Cultural aspects of memes is a field of research of the interdisciplinary collective Clusterduck, whose exhibition #MEMEMANIFESTO we present at Filodrammatica Gallery (Korzo 28/1, Rijeka).
After the opening on Friday, October 29 at 6 p.m., you can visit the exhibition until November 19, every day – except Sundays and holidays – from 4 to 8 pm.
The day before the opening – on Thursday, October 28 at 6.30 p.m. – join us live on Facebook for an online conversation with members of the collective, led by Marcell Mars.
#MEMEMANIFESTO is transmedia project that explores the occult meanings and communicative potential of memetic symbology, investigating different aspects of internet meme culture through various media: an art book, an interactive website, a physical installation, and a series of participatory workshops.
Based on the aesthetics of online conspiracy theorists, ancient grimoires, and cutting-edge contemporary digital design, the project strives to be a manual for memetic production, a refined documentation of the contemporary memetic landscape, and an art book about the hidden sides of the internet.
The project aims to describe the personal experiences of someone approaching meme culture, to affirm the importance and power of memes, and to offer everyone the tools to harness this power. Understanding the power of memes opens up access to the uncertain grounds on which our common social world is constructed. The project is the result of an ongoing, collective, and participatory research.
Since its founding, interdisciplinary collective Clusterduck has been increasingly concentrating its research efforts on memes, resulting in the creation of several transnational chats on various online platforms, and leading to a thorough investigation of the processes and actors behind the creation of Internet-related content.
While their online exhibition #MEMEPROPAGANDA explored the potential of memes for political activism, the transmedia project #MEMEMANIFESTO (2020–ongoing) explores different aspects of meme culture through various media: a website installation and a participative archive called “Safari”, the physical installation “Detective Wall”, the book and catalogue to the exhibition “The Detective Wall Guide” and a series of workshops entitled “The Meme Manifesto Protocols” where participants are called on to contribute content, images and discussions to the implementation of #MEMEMANIFESTO.
The opening of the exhibition, a video report by Moja Rijeka internet portal
The project was implemented during the Emap/Emare residency 2020 at Impakt and is now starting to travel the world.
During its visit to Drugo More, Clusterduck is focussing on the “Detective Wall” installation. Taking inspiration from Aby Warburg’s famous “Bilderatlas Mnemosyne” and with a nod to the so-called “Crazy Wall” shown in the “Pepe Silvia” meme, the ten panels composing “Detective Wall” are an investigation around ten different themes and moments of memecultural history, spanning the period from 2006 to the present day. The visitor is invited to explore the crazy wall – and the research behind it – with the help of “The Detective Wall Guide”, a book co-published by Aksioma and Impakt. By offering a closer look at the digital version of the panels, Clusterduck is inviting visitors to go down an almost infinite series of rabbit holes, navigating through a series of attributions and links. In doing so, Clusterduck recommends caution and to proceed at your own risk.

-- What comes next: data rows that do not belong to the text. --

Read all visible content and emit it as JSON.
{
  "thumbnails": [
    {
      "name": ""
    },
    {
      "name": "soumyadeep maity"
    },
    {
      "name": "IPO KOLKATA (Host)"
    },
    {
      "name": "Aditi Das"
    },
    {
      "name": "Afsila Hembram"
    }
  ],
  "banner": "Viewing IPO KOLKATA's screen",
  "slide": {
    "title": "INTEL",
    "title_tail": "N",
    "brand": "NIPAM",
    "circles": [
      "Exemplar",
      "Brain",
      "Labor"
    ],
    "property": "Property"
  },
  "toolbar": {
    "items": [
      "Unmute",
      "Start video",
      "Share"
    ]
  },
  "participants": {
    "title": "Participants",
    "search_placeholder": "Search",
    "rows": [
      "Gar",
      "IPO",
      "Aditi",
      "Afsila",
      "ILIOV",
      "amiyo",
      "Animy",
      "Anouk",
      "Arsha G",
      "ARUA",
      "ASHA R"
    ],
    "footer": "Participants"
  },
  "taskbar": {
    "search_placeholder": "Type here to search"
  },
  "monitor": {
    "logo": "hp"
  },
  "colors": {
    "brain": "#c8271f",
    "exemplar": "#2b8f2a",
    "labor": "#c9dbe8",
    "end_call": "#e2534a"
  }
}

As Marc Tuters points out in the introductory text of the Guide:
„Seen through the parallax perspective of totality (Jameson) and of [the] micropolitical (Deleuze and Guattarri), Clusterduck’s impossible project to map meme culture has something of the qualities of subcultural vaccine, inoculating ourselves through controlled exposure. Like the Coronavirus we know that chan culture will never go away — no matter how much some might wish it would. As per the Accelerationists, there is thus no way out but through. The cleverness of Clusterduck lies in the seriousness with which they approach an object that refuses to be taken seriously. It is this attitude that has permitted them to stare into the abyss on our behalf, and not to become monsters themselves.”
Clusterduck presents #TheDetectiveWall
In an online talk with Marcell Mars, Clusterduck will focus on their installation “The Detective Wall”, and outline how it connects with the other elements composing the transmedia work #MEMEMANIFESTO, a participative project about Internet Memes, exploring the occult meanings and communicative potentials of memetic symbology.
Follow the conversation live on Facebook via this link, on Thursday, October 28 from 6:30 p.m.